Action item
Repeat the data below in full. Pictures must not be part of the copy.
--- Supplied information ---
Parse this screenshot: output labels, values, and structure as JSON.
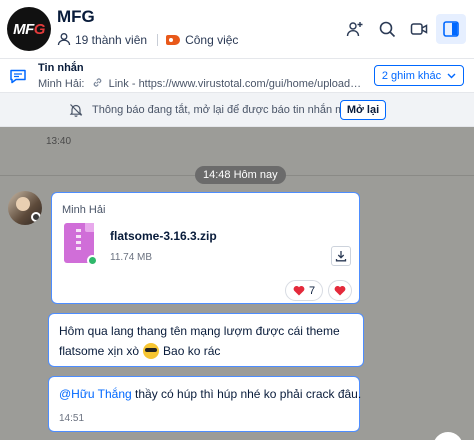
{
  "header": {
    "group_name": "MFG",
    "logo_text_main": "MF",
    "logo_text_accent": "G",
    "members": "19 thành viên",
    "category": "Công việc",
    "accent_color": "#0068ff",
    "tag_color": "#e8591a"
  },
  "pinned": {
    "title": "Tin nhắn",
    "sender": "Minh Hải:",
    "link_label": "Link",
    "preview": "- https://www.virustotal.com/gui/home/upload quan...",
    "more_button": "2 ghim khác"
  },
  "notice": {
    "text": "Thông báo đang tắt, mở lại để được báo tin nhắn mới",
    "button": "Mở lại"
  },
  "chat": {
    "earlier_time": "13:40",
    "date_divider": "14:48 Hôm nay",
    "file_message": {
      "sender": "Minh Hải",
      "file_name": "flatsome-3.16.3.zip",
      "file_size": "11.74 MB",
      "reaction_count": "7"
    },
    "message_1": {
      "line1": "Hôm qua lang thang tên mạng lượm được cái theme",
      "line2_before": "flatsome xịn xò",
      "line2_after": "Bao ko rác"
    },
    "message_2": {
      "mention": "@Hữu Thắng",
      "text": " thầy có húp thì húp nhé ko phải crack đâu.",
      "time": "14:51"
    }
  }
}
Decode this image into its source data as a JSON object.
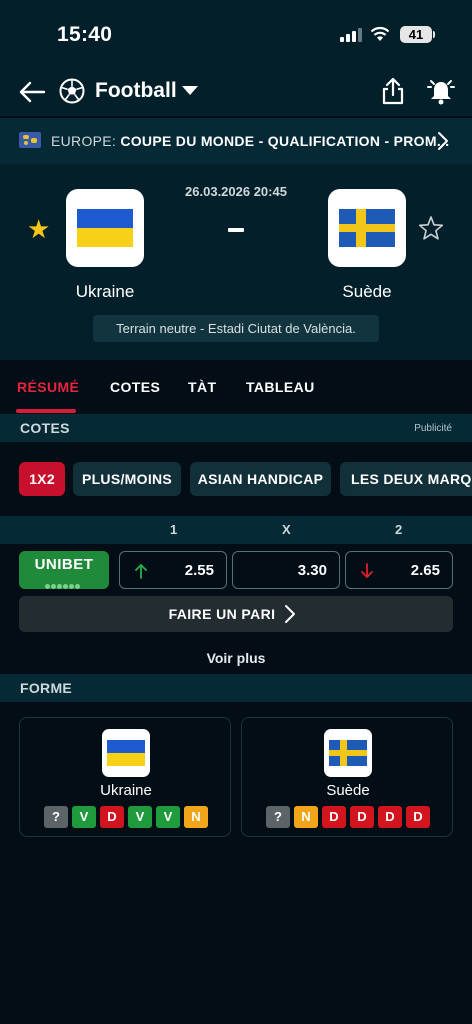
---
Solution for this exercise
Parse this screenshot: output labels, values, and structure as JSON.
{
  "header": {
    "group_name": "MFG",
    "logo_text_main": "MF",
    "logo_text_accent": "G",
    "members": "19 thành viên",
    "category": "Công việc",
    "accent_color": "#0068ff",
    "tag_color": "#e8591a"
  },
  "pinned": {
    "title": "Tin nhắn",
    "sender": "Minh Hải:",
    "link_label": "Link",
    "preview": "- https://www.virustotal.com/gui/home/upload quan...",
    "more_button": "2 ghim khác"
  },
  "notice": {
    "text": "Thông báo đang tắt, mở lại để được báo tin nhắn mới",
    "button": "Mở lại"
  },
  "chat": {
    "earlier_time": "13:40",
    "date_divider": "14:48 Hôm nay",
    "file_message": {
      "sender": "Minh Hải",
      "file_name": "flatsome-3.16.3.zip",
      "file_size": "11.74 MB",
      "reaction_count": "7"
    },
    "message_1": {
      "line1": "Hôm qua lang thang tên mạng lượm được cái theme",
      "line2_before": "flatsome xịn xò",
      "line2_after": "Bao ko rác"
    },
    "message_2": {
      "mention": "@Hữu Thắng",
      "text": " thầy có húp thì húp nhé ko phải crack đâu.",
      "time": "14:51"
    }
  }
}
Decode this image into its source data as a JSON object.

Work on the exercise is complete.